The transition to an EV ecosystem has the potential to greatly reduce Canada’s GHG emissions and position the country as a leader in the adoption of new technologies. But to achieve this, Canada will need to leverage a wide set of policies aimed at addressing broad and skilled-trade labour-market challenges with varied time horizons.

[1] “Zero Emission Vehicle Infrastructure Program,” Government of Canada, last modified October 2021,

[2] “Le Québec franchit le cap des 100 000 véhicules électriques et hybrides rechargeables,” Québec Ministry of Energy and Natural Resources, May 19, 2021, accessed November 23, 2021,

[3] “Zero Emission Vehicle Infrastructure Program,” Government of Canada, op. cit.

[4] Erica Alini, “Some Salaries up ‘Drastically’ as Canada Feels Impact of Labour Shortages,” Global News, July 9, 2021, accessed November 23, 2021,

[5] “La pénurie de main-d’oeuvre, une catastrophe annoncée,” Conseil du Patronat du Québec, April 12, 2021, accessed November 23, 2021,

[6] Emmanuel Martinez, “S.O.S. on recrute ici… et à l’étranger,” Les Affaires, May 26, 2021, accessed November 23, 2021,

[7] Benoit Cadieux, National Apprenticeship Survey, 2007: Factors Influencing Completion of Apprenticeship, Human Resources and Skill Development Canada, 2007,

[8] “Section 3 Experiences in Apprenticeship Program,” National Apprenticeship Survey: Canada Overview Report 2015, Statistics Canada, last modified March 29, 2017, accessed November 23, 2021,

[9] “Section 4 Financial Supports for Apprentices,” National Apprenticeship Survey: Canada Overview Report 2015, Statistics Canada, last modified March 29, 2017, accessed November 23, 2021,

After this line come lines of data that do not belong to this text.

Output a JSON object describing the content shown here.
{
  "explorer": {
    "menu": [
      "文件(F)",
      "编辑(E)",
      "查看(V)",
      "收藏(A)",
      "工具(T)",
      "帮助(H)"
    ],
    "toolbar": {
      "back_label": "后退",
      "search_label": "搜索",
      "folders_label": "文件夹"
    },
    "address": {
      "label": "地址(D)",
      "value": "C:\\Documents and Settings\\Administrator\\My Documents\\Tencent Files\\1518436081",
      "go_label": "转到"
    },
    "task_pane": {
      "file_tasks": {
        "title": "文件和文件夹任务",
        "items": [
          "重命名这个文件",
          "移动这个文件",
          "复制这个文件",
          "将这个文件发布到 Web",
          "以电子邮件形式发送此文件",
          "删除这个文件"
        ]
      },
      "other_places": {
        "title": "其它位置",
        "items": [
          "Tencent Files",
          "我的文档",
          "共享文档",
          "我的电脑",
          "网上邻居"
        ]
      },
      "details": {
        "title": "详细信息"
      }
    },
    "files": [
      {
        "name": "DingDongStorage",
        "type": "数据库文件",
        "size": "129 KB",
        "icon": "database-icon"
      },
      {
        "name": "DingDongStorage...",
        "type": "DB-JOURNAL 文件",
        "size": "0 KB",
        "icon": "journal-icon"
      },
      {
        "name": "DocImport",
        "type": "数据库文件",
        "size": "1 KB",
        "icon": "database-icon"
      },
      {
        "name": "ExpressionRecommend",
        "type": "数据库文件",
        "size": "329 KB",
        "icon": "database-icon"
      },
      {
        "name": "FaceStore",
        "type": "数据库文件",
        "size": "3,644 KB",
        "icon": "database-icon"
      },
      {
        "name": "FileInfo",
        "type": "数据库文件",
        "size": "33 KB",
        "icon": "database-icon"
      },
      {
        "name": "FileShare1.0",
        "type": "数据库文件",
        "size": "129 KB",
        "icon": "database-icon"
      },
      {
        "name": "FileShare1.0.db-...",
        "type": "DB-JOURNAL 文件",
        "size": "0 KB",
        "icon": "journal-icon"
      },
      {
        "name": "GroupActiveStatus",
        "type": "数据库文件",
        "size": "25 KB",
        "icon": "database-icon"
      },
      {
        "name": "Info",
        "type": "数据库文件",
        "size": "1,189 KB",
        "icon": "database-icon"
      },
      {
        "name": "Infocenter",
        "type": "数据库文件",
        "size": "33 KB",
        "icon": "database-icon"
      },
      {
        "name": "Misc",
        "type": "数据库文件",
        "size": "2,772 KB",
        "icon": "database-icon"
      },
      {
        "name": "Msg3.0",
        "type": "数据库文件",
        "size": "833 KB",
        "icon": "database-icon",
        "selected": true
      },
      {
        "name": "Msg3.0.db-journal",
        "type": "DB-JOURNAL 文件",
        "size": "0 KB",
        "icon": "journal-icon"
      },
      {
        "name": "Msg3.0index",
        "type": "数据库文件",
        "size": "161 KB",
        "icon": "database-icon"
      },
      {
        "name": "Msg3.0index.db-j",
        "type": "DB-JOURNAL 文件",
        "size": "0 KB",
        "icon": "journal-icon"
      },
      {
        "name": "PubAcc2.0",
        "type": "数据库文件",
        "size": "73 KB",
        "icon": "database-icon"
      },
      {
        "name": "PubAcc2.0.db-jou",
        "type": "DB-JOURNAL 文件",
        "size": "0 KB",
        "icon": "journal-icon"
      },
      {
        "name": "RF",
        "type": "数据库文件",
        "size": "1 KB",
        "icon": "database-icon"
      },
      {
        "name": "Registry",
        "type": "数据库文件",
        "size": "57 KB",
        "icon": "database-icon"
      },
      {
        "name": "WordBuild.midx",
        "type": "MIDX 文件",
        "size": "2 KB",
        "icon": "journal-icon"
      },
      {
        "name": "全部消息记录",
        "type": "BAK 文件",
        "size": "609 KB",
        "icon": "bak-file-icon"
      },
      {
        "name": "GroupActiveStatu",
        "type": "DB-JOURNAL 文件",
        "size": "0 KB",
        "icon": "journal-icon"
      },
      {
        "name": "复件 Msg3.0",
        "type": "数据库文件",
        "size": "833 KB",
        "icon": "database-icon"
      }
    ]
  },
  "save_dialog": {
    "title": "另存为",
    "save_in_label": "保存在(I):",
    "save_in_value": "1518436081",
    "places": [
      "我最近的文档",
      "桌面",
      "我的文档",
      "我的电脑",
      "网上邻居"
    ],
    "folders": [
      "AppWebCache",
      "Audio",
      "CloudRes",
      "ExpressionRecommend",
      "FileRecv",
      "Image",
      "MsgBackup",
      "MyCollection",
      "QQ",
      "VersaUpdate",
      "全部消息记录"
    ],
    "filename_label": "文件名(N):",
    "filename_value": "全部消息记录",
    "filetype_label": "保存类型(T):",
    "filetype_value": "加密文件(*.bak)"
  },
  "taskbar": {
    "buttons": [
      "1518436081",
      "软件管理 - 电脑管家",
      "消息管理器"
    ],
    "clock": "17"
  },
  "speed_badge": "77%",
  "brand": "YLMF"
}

[10] “Section 1 Introduction,” National Apprenticeship Survey: Canada Overview Report 2015, Statistics Canada, last modified March 29, 2017, accessed November 23, 2021,

[11] “Section 2 Profile of Apprentices,” National Apprenticeship Survey: Canada Overview Report 2015, Statistics Canada, last modified March 29, 2017, accessed November 23, 2021,

[12] Emmanuel Martinez, “S.O.S. on recrute ici… et à l’étranger,” op. cit.

[13] Kévin Deniau, “Connecter, peu importe le médium,” Les Affaires, April 14, 2021, accessed November 23, 2021,

[14] “Job Vacancies, Payroll Employees, Job Vacancy Rate, and Average Offered Hourly Wage by Provinces and Territories, Quarterly, Unadjusted for Seasonality,” Statistics Canada, last modified November 2021,

[15] Makiko Eda, “How Japan Can Take the Lead with an Ageing Workforce,” World Economic Forum, May 8, 2019, accessed November 23, 2021,

[16] “Analysis: Population by Age and Sex,” Annual Demographic Estimates: Canada, Provinces and Territories, 2020, Statistics Canada, last modified September 29, 2020, accessed November 23, 2021,

[17] “Labour Force Participation Rate,” OECD, 2021, accessed September 16, 2021, doi: 10.1787/8a801325-en.

[18] OECD, Working Better with Age: Japan, 2018, accessed November 23, 2021,

[19] Shaoguang Wang, “Changing Models of China’s Policy Agenda Setting,” Modern China 34, no. 1 (2008): 56–87, doi: 10.2307/20062689.

[20] “Made In China 2025 Explained,” Harvard University, accessed September 16, 2021,

[21] Xiaojun Feng, The Labour Implications of Technological Upgrading in China, International Labour Organization, 2020,—ed_emp/documents/publication/wcms_764445.pdf.

[22] Ibid.

[23] Ibid.

[24] “FACT SHEET: The American Jobs Plan,” The White House, March 31, 2021, accessed November 23, 2021,

[25] Ibid.

[26] Ibid.

[27] “EVITP,” Electric Vehicle Infrastructure Training Program, accessed September 16, 2021,

[28] Prism Economics and Analysis, Apprentice Demand in the Top Ten Red Seal Trades: A 2019 National Labour Market Information Report, Canadian Apprenticeship Forum, May 2019,

[29] “Second Career,” Government of Ontario, last modified August 24, 2021, accessed November 23, 2021,

[30] “Canadian Automotive Industry,” Government of Canada, last modified July 7, 2021, accessed November 23, 2021,